**Problem description:**
Please give back each line of the listing, unchanged in every word.

*** Opening Provided records ***

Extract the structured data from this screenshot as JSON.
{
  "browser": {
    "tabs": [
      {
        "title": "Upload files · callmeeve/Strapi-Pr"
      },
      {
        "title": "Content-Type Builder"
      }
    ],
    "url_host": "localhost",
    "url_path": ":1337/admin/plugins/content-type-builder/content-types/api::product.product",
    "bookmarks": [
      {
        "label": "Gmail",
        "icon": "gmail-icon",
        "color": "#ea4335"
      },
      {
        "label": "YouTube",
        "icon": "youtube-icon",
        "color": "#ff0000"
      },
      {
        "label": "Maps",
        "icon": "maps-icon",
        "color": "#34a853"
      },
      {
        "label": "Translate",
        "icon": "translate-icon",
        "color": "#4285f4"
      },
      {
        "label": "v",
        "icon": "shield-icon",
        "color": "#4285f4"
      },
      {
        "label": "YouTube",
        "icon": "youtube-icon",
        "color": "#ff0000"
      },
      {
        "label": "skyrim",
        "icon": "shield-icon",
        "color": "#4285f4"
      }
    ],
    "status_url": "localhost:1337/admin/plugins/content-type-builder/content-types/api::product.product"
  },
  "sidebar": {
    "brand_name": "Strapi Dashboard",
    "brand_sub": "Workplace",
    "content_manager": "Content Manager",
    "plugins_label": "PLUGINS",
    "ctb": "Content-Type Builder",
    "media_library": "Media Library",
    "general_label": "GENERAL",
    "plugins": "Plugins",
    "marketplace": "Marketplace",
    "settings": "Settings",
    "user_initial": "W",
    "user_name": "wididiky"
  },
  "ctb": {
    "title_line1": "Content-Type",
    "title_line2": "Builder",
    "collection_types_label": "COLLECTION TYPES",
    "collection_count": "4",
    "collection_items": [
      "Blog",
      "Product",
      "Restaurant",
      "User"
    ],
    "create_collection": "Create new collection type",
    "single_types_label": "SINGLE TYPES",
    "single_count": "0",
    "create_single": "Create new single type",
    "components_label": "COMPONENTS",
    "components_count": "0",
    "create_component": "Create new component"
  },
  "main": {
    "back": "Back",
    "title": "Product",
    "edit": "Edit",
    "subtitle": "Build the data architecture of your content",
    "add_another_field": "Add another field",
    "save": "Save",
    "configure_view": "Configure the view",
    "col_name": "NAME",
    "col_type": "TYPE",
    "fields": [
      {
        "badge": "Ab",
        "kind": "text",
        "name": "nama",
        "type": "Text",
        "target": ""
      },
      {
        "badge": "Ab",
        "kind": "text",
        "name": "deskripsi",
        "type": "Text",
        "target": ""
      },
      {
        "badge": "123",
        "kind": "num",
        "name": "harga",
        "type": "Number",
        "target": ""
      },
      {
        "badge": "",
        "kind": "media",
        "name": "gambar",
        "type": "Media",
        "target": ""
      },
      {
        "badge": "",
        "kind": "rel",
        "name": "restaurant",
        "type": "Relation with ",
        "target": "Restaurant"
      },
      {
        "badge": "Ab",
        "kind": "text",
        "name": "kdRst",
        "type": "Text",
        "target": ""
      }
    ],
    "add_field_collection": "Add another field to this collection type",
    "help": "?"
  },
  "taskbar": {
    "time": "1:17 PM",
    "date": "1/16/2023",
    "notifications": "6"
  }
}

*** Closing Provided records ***

**Answer section:**
Extract the structured data from this screenshot as JSON.
{
  "browser": {
    "tabs": [
      {
        "title": "Upload files · callmeeve/Strapi-Pr"
      },
      {
        "title": "Content-Type Builder"
      }
    ],
    "url_host": "localhost",
    "url_path": ":1337/admin/plugins/content-type-builder/content-types/api::product.product",
    "bookmarks": [
      {
        "label": "Gmail",
        "icon": "gmail-icon",
        "color": "#ea4335"
      },
      {
        "label": "YouTube",
        "icon": "youtube-icon",
        "color": "#ff0000"
      },
      {
        "label": "Maps",
        "icon": "maps-icon",
        "color": "#34a853"
      },
      {
        "label": "Translate",
        "icon": "translate-icon",
        "color": "#4285f4"
      },
      {
        "label": "v",
        "icon": "shield-icon",
        "color": "#4285f4"
      },
      {
        "label": "YouTube",
        "icon": "youtube-icon",
        "color": "#ff0000"
      },
      {
        "label": "skyrim",
        "icon": "shield-icon",
        "color": "#4285f4"
      }
    ],
    "status_url": "localhost:1337/admin/plugins/content-type-builder/content-types/api::product.product"
  },
  "sidebar": {
    "brand_name": "Strapi Dashboard",
    "brand_sub": "Workplace",
    "content_manager": "Content Manager",
    "plugins_label": "PLUGINS",
    "ctb": "Content-Type Builder",
    "media_library": "Media Library",
    "general_label": "GENERAL",
    "plugins": "Plugins",
    "marketplace": "Marketplace",
    "settings": "Settings",
    "user_initial": "W",
    "user_name": "wididiky"
  },
  "ctb": {
    "title_line1": "Content-Type",
    "title_line2": "Builder",
    "collection_types_label": "COLLECTION TYPES",
    "collection_count": "4",
    "collection_items": [
      "Blog",
      "Product",
      "Restaurant",
      "User"
    ],
    "create_collection": "Create new collection type",
    "single_types_label": "SINGLE TYPES",
    "single_count": "0",
    "create_single": "Create new single type",
    "components_label": "COMPONENTS",
    "components_count": "0",
    "create_component": "Create new component"
  },
  "main": {
    "back": "Back",
    "title": "Product",
    "edit": "Edit",
    "subtitle": "Build the data architecture of your content",
    "add_another_field": "Add another field",
    "save": "Save",
    "configure_view": "Configure the view",
    "col_name": "NAME",
    "col_type": "TYPE",
    "fields": [
      {
        "badge": "Ab",
        "kind": "text",
        "name": "nama",
        "type": "Text",
        "target": ""
      },
      {
        "badge": "Ab",
        "kind": "text",
        "name": "deskripsi",
        "type": "Text",
        "target": ""
      },
      {
        "badge": "123",
        "kind": "num",
        "name": "harga",
        "type": "Number",
        "target": ""
      },
      {
        "badge": "",
        "kind": "media",
        "name": "gambar",
        "type": "Media",
        "target": ""
      },
      {
        "badge": "",
        "kind": "rel",
        "name": "restaurant",
        "type": "Relation with ",
        "target": "Restaurant"
      },
      {
        "badge": "Ab",
        "kind": "text",
        "name": "kdRst",
        "type": "Text",
        "target": ""
      }
    ],
    "add_field_collection": "Add another field to this collection type",
    "help": "?"
  },
  "taskbar": {
    "time": "1:17 PM",
    "date": "1/16/2023",
    "notifications": "6"
  }
}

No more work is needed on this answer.